GI-Map Tests Multiple Organisms in the Gut – Dr David Brady
Dr David Brady considers how the GI-Map test looks at a whole range of different organisms through genetic or molecular mechanisms. New considerations for the virum, the GI microbiota and autoimmune disease are discussed.
The GI-Map test looks at a whole range of different organisms and through genetic or molecular mechanisms. This includes:
- And so forth
The Virum, the GI Microbiota and Autoimmune Disease
The virum is a very interesting emerging element of the GI microbiota that is important. We look for various pathogenic viruses, like adenovirus and norovirus, which can be the cause of someone’s persistent diarrhea, for instance. But we also look for some other viral organisms that can be conditionally pathogenic or opportunistic, such as cytomegalovirus, Epstein-Barr virus.
These are ubiquitous viruses that many people harbor, that can impart an increased risk for autoimmune disease. Therefore, we do screen for those on the GI-Map test.
Testing for Helicobacter Pylori
00:58 The test does look for the amount of DNA related to helicobacter pylori, the bug associated at times with gastritis, duodenitis, ulceration, and increased risk of stomach cancer.
Up to 50% of people have significant H. Pylori in their upper GI tract, but less than 2% go on to develop serious disease like gastric cancer. So it’s not just the fact that the H. Pylori is there, but it’s more a factor of what is the H. Pylori capable of doing?
Testing what form of H. Pylori is present
Is it a benign form of H. Pylori or is it an aggressive form of H. Pylori? We can determine that with a test as well, because we’re not just looking for the genes to identify H. Pylori, we’re looking for the genetic characteristics of that resident H. Pylori population to produce what are called virulence factors.
We look for a whole list of virulence factors. These various virulence factors that the organism could produce are the elements that create the problems in the tissues that relate to gastritis, ulceration, and gastric cancer.
How does the H. Pylori bug create problems?
02:09 We’re not only looking for the bug, we’re looking for the characteristics and the behaviour that’s capable for the bug to create problems.

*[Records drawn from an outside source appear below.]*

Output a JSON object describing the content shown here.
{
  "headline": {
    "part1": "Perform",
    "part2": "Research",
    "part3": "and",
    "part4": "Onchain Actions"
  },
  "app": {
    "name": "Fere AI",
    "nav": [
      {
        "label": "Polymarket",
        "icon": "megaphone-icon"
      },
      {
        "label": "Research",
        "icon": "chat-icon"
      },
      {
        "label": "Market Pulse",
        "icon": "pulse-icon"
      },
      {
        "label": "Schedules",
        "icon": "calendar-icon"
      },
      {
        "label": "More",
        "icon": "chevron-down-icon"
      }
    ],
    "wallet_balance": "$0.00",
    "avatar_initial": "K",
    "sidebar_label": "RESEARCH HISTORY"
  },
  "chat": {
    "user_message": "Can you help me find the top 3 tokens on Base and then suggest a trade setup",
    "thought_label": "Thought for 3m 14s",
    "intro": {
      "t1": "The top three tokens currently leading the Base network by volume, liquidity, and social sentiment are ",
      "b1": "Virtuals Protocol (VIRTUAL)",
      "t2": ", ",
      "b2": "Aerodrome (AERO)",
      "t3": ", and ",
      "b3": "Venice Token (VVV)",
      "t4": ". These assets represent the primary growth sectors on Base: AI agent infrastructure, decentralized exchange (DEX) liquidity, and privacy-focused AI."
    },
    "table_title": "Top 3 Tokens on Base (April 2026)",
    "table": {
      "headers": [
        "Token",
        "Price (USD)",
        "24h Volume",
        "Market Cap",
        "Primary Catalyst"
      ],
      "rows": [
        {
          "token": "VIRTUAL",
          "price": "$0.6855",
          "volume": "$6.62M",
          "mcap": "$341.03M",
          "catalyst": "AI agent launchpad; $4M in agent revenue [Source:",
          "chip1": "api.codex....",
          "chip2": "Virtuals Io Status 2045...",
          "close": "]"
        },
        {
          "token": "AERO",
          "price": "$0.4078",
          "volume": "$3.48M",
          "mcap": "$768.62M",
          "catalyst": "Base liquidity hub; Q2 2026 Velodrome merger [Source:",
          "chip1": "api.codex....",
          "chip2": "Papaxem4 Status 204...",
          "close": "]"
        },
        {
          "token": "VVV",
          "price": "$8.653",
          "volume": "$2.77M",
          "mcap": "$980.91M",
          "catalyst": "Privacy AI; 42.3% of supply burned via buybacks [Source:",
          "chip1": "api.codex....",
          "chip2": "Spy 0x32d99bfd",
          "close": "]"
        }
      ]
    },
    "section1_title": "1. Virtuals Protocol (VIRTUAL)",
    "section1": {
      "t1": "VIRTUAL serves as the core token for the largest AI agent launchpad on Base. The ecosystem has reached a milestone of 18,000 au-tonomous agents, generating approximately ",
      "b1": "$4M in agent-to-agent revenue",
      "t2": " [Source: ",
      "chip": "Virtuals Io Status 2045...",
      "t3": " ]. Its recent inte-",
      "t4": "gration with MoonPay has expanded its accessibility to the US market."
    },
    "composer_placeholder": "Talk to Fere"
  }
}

When we see those things, we need to know what is the best way to treat it.
Use of antibiotics to treat H. Pylori?
If a physician wants to use prescriptive antibiotics to treat the H. Pylori infection, we’re also looking for the genes within the H. Pylori population that would render them resistant to certain antimicrobial agents, so we report that out.
02:40 For instance, in a patient, we may report they have high H. Pylori, they have virulence factors, but if you’re going to treat it, you might not want to use a specific antibiotic – or might want to use a specific antibiotic.
Source: Live interview with Dr David Brady, December 2018, Sydney Australia
Designs for Health Australia proudly presented the
Learn about the clinical applications and the research behind this new DNA/PCR stool test.
Presented by Dr David Brady, Chief Medical Officer for Diagnostic Solutions Laboratories and Dr Oscar Coetzee, Doctor of Clinical Nutrition and Associate Professor.
• This in-depth live seminar was recorded and will be available in early 2019 to DFH Registered Practitioners…